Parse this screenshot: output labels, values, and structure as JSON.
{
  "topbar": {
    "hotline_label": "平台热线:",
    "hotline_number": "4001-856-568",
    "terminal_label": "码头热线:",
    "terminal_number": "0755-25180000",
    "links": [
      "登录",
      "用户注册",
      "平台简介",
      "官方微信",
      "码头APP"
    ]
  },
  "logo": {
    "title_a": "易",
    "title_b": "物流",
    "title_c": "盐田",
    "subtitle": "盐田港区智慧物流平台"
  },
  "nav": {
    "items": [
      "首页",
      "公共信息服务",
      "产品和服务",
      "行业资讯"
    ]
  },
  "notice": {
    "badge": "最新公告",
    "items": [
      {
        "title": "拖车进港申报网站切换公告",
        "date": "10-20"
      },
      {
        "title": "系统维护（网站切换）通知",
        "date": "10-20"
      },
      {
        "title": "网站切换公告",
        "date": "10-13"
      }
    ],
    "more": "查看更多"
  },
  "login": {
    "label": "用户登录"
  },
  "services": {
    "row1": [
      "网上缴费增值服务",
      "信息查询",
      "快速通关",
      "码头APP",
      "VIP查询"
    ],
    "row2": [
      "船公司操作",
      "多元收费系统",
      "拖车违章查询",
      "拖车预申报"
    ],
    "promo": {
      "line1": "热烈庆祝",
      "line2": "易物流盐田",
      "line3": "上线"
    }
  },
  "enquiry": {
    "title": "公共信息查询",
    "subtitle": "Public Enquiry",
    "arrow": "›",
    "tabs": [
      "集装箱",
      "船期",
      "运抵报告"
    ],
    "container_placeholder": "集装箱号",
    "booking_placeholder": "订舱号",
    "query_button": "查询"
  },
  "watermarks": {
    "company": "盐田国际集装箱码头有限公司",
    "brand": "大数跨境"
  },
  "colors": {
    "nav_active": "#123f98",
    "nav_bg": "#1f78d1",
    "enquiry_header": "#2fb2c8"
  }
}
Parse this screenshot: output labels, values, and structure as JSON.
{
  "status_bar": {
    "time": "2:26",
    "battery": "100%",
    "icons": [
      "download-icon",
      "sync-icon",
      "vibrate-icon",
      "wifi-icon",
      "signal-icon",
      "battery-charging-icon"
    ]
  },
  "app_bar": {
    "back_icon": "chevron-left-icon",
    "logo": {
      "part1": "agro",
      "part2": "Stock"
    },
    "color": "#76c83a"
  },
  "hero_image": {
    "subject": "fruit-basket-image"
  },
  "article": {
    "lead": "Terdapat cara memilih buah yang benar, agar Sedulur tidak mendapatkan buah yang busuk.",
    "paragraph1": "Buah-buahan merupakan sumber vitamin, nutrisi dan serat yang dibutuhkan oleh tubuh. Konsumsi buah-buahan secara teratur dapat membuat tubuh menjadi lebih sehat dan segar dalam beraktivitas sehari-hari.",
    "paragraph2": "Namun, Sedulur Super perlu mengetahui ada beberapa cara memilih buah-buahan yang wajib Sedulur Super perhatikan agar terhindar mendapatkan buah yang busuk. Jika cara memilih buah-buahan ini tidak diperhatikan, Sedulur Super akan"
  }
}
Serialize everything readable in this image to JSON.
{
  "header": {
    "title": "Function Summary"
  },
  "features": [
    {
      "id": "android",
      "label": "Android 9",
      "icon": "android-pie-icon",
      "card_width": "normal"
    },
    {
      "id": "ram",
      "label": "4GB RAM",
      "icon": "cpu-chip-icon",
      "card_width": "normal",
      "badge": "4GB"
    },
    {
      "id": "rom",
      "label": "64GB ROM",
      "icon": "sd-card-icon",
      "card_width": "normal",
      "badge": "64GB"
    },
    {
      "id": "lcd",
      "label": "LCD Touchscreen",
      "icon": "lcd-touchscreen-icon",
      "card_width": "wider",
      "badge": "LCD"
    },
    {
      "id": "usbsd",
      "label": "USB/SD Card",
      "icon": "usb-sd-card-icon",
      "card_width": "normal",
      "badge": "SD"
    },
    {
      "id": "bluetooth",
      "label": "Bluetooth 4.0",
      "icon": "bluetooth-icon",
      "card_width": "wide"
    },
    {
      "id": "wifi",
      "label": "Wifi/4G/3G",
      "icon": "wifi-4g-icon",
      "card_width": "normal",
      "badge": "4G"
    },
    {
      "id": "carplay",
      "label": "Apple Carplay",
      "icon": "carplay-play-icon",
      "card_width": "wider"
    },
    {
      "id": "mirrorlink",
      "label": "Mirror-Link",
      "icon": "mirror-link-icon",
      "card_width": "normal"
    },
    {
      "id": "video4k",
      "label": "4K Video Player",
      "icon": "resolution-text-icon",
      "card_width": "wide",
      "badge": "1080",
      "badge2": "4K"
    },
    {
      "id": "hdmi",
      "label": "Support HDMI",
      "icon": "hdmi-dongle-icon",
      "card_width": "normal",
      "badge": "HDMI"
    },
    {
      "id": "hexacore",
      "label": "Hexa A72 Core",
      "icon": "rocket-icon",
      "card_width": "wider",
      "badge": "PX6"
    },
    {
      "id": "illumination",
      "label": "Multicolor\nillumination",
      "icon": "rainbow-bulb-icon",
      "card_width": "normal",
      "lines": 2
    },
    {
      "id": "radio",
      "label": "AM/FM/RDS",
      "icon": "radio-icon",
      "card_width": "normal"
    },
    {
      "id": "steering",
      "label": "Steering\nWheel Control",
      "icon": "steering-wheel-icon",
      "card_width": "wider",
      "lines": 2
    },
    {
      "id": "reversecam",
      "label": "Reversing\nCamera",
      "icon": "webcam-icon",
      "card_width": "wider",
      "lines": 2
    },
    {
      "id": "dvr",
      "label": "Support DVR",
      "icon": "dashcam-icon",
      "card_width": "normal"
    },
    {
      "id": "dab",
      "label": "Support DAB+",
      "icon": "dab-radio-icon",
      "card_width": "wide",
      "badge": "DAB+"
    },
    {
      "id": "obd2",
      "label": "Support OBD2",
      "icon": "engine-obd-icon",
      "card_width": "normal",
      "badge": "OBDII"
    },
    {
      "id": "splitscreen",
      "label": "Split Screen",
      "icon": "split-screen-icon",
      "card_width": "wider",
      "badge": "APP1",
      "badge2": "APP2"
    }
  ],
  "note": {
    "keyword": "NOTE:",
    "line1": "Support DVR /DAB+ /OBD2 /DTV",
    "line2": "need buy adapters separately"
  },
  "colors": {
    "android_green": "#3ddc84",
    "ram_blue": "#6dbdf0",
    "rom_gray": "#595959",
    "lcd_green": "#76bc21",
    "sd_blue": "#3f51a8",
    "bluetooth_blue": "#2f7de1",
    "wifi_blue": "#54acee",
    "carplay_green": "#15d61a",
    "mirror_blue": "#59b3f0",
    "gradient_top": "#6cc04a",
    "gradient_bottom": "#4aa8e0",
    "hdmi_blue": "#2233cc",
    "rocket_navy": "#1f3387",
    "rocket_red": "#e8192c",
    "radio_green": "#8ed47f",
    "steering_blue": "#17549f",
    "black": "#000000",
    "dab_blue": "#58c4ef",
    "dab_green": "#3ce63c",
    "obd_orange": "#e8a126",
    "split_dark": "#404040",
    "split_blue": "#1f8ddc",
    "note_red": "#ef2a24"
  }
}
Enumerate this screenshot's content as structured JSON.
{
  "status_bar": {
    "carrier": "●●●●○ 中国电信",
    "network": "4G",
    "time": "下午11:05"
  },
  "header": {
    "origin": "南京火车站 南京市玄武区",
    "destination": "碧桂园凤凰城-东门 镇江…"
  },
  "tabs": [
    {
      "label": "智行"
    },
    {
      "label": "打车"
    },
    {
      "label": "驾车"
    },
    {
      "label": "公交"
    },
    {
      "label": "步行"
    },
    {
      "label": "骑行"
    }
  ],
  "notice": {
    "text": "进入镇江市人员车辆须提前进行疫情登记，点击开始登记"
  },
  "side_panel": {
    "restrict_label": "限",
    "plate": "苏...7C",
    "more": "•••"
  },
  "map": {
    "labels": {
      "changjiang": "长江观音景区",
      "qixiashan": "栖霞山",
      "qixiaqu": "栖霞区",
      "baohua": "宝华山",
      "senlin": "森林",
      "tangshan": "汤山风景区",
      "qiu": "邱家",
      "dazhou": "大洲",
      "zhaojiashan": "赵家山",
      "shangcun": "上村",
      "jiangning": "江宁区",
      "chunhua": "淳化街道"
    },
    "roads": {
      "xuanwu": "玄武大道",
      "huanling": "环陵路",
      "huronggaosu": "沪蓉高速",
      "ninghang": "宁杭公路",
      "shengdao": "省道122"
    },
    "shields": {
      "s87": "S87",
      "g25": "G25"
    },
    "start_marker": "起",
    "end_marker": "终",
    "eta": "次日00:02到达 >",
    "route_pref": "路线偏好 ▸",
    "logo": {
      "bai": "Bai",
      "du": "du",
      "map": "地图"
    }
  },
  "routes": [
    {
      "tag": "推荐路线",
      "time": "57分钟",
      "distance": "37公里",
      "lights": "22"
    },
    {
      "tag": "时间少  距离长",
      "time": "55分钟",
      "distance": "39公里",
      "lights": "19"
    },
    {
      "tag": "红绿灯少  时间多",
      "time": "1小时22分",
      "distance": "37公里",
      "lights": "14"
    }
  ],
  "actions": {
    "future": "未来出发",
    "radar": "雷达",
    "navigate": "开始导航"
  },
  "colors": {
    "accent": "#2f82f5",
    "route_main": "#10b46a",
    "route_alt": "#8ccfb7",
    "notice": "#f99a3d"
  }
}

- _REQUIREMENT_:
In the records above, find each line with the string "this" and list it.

- _ANSWER SECTION_:
Parse this screenshot: output labels, values, and structure as JSON.
Parse this screenshot: output labels, values, and structure as JSON.
Serialize everything readable in this image to JSON.
Enumerate this screenshot's content as structured JSON.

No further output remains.